(Given information begins)
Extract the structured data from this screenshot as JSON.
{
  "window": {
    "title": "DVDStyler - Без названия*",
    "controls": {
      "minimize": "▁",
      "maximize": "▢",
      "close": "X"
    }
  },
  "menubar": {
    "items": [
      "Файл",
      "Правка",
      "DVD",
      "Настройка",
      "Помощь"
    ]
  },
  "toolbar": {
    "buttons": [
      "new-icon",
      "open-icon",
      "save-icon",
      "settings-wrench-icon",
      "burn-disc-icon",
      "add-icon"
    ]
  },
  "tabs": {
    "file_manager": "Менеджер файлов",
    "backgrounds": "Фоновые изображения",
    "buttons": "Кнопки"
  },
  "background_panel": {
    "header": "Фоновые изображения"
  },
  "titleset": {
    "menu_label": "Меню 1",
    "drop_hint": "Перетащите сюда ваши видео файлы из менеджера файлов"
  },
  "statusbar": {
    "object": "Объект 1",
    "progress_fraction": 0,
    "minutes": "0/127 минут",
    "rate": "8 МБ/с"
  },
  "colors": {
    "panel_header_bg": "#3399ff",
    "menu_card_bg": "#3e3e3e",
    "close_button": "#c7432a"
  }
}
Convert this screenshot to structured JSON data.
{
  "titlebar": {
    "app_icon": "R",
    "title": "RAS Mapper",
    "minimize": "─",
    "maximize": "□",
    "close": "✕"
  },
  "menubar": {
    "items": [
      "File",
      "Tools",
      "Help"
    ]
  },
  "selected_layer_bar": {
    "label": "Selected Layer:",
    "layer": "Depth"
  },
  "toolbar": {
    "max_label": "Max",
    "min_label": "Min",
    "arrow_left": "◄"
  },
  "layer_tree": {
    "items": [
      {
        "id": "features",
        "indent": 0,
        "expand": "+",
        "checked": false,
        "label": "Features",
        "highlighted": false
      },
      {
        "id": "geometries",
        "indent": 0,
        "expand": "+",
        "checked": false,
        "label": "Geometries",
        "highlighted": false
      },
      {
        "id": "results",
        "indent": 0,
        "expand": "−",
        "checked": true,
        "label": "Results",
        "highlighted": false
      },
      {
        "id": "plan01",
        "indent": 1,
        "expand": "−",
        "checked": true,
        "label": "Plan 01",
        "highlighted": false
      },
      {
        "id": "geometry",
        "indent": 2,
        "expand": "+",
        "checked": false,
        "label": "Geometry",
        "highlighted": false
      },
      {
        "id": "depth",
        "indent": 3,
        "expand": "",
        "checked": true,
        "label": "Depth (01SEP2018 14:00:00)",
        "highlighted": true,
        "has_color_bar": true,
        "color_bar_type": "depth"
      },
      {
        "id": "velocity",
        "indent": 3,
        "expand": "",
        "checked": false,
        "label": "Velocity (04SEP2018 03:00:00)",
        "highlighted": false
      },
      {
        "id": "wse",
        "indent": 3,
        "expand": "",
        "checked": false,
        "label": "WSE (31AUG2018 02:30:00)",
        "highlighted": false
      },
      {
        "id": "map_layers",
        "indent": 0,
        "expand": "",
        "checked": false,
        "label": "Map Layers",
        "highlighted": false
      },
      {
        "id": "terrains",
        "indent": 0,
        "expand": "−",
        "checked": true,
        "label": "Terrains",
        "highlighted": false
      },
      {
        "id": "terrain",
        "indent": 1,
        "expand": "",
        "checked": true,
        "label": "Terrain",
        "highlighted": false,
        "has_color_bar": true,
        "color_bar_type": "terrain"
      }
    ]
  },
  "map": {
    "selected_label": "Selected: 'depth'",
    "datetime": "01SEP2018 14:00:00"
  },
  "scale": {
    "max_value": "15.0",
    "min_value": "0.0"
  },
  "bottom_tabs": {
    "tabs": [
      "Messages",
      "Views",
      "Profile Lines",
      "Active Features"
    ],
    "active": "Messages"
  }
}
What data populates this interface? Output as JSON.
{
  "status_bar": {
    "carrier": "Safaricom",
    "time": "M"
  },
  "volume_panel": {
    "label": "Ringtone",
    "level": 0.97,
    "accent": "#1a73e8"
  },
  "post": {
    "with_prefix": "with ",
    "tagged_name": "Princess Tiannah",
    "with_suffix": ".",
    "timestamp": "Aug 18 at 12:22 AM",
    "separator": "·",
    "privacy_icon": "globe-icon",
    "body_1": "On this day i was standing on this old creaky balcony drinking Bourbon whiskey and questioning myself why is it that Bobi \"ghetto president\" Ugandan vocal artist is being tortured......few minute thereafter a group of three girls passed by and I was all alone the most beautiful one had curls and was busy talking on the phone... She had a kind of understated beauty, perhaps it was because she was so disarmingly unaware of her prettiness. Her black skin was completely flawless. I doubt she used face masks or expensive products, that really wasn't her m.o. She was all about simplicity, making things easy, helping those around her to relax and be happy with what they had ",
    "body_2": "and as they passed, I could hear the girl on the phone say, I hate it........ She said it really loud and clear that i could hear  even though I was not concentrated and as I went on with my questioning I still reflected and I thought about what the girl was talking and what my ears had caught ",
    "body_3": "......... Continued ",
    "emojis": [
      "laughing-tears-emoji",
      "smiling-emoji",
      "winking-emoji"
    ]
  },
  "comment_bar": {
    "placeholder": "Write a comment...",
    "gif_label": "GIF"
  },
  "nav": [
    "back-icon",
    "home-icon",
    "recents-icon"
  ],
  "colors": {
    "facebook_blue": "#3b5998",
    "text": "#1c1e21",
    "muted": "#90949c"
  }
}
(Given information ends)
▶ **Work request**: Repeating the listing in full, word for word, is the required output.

▶ **Answer area**:
Extract the structured data from this screenshot as JSON.
{
  "window": {
    "title": "DVDStyler - Без названия*",
    "controls": {
      "minimize": "▁",
      "maximize": "▢",
      "close": "X"
    }
  },
  "menubar": {
    "items": [
      "Файл",
      "Правка",
      "DVD",
      "Настройка",
      "Помощь"
    ]
  },
  "toolbar": {
    "buttons": [
      "new-icon",
      "open-icon",
      "save-icon",
      "settings-wrench-icon",
      "burn-disc-icon",
      "add-icon"
    ]
  },
  "tabs": {
    "file_manager": "Менеджер файлов",
    "backgrounds": "Фоновые изображения",
    "buttons": "Кнопки"
  },
  "background_panel": {
    "header": "Фоновые изображения"
  },
  "titleset": {
    "menu_label": "Меню 1",
    "drop_hint": "Перетащите сюда ваши видео файлы из менеджера файлов"
  },
  "statusbar": {
    "object": "Объект 1",
    "progress_fraction": 0,
    "minutes": "0/127 минут",
    "rate": "8 МБ/с"
  },
  "colors": {
    "panel_header_bg": "#3399ff",
    "menu_card_bg": "#3e3e3e",
    "close_button": "#c7432a"
  }
}
Convert this screenshot to structured JSON data.
{
  "titlebar": {
    "app_icon": "R",
    "title": "RAS Mapper",
    "minimize": "─",
    "maximize": "□",
    "close": "✕"
  },
  "menubar": {
    "items": [
      "File",
      "Tools",
      "Help"
    ]
  },
  "selected_layer_bar": {
    "label": "Selected Layer:",
    "layer": "Depth"
  },
  "toolbar": {
    "max_label": "Max",
    "min_label": "Min",
    "arrow_left": "◄"
  },
  "layer_tree": {
    "items": [
      {
        "id": "features",
        "indent": 0,
        "expand": "+",
        "checked": false,
        "label": "Features",
        "highlighted": false
      },
      {
        "id": "geometries",
        "indent": 0,
        "expand": "+",
        "checked": false,
        "label": "Geometries",
        "highlighted": false
      },
      {
        "id": "results",
        "indent": 0,
        "expand": "−",
        "checked": true,
        "label": "Results",
        "highlighted": false
      },
      {
        "id": "plan01",
        "indent": 1,
        "expand": "−",
        "checked": true,
        "label": "Plan 01",
        "highlighted": false
      },
      {
        "id": "geometry",
        "indent": 2,
        "expand": "+",
        "checked": false,
        "label": "Geometry",
        "highlighted": false
      },
      {
        "id": "depth",
        "indent": 3,
        "expand": "",
        "checked": true,
        "label": "Depth (01SEP2018 14:00:00)",
        "highlighted": true,
        "has_color_bar": true,
        "color_bar_type": "depth"
      },
      {
        "id": "velocity",
        "indent": 3,
        "expand": "",
        "checked": false,
        "label": "Velocity (04SEP2018 03:00:00)",
        "highlighted": false
      },
      {
        "id": "wse",
        "indent": 3,
        "expand": "",
        "checked": false,
        "label": "WSE (31AUG2018 02:30:00)",
        "highlighted": false
      },
      {
        "id": "map_layers",
        "indent": 0,
        "expand": "",
        "checked": false,
        "label": "Map Layers",
        "highlighted": false
      },
      {
        "id": "terrains",
        "indent": 0,
        "expand": "−",
        "checked": true,
        "label": "Terrains",
        "highlighted": false
      },
      {
        "id": "terrain",
        "indent": 1,
        "expand": "",
        "checked": true,
        "label": "Terrain",
        "highlighted": false,
        "has_color_bar": true,
        "color_bar_type": "terrain"
      }
    ]
  },
  "map": {
    "selected_label": "Selected: 'depth'",
    "datetime": "01SEP2018 14:00:00"
  },
  "scale": {
    "max_value": "15.0",
    "min_value": "0.0"
  },
  "bottom_tabs": {
    "tabs": [
      "Messages",
      "Views",
      "Profile Lines",
      "Active Features"
    ],
    "active": "Messages"
  }
}
What data populates this interface? Output as JSON.
{
  "status_bar": {
    "carrier": "Safaricom",
    "time": "M"
  },
  "volume_panel": {
    "label": "Ringtone",
    "level": 0.97,
    "accent": "#1a73e8"
  },
  "post": {
    "with_prefix": "with ",
    "tagged_name": "Princess Tiannah",
    "with_suffix": ".",
    "timestamp": "Aug 18 at 12:22 AM",
    "separator": "·",
    "privacy_icon": "globe-icon",
    "body_1": "On this day i was standing on this old creaky balcony drinking Bourbon whiskey and questioning myself why is it that Bobi \"ghetto president\" Ugandan vocal artist is being tortured......few minute thereafter a group of three girls passed by and I was all alone the most beautiful one had curls and was busy talking on the phone... She had a kind of understated beauty, perhaps it was because she was so disarmingly unaware of her prettiness. Her black skin was completely flawless. I doubt she used face masks or expensive products, that really wasn't her m.o. She was all about simplicity, making things easy, helping those around her to relax and be happy with what they had ",
    "body_2": "and as they passed, I could hear the girl on the phone say, I hate it........ She said it really loud and clear that i could hear  even though I was not concentrated and as I went on with my questioning I still reflected and I thought about what the girl was talking and what my ears had caught ",
    "body_3": "......... Continued ",
    "emojis": [
      "laughing-tears-emoji",
      "smiling-emoji",
      "winking-emoji"
    ]
  },
  "comment_bar": {
    "placeholder": "Write a comment...",
    "gif_label": "GIF"
  },
  "nav": [
    "back-icon",
    "home-icon",
    "recents-icon"
  ],
  "colors": {
    "facebook_blue": "#3b5998",
    "text": "#1c1e21",
    "muted": "#90949c"
  }
}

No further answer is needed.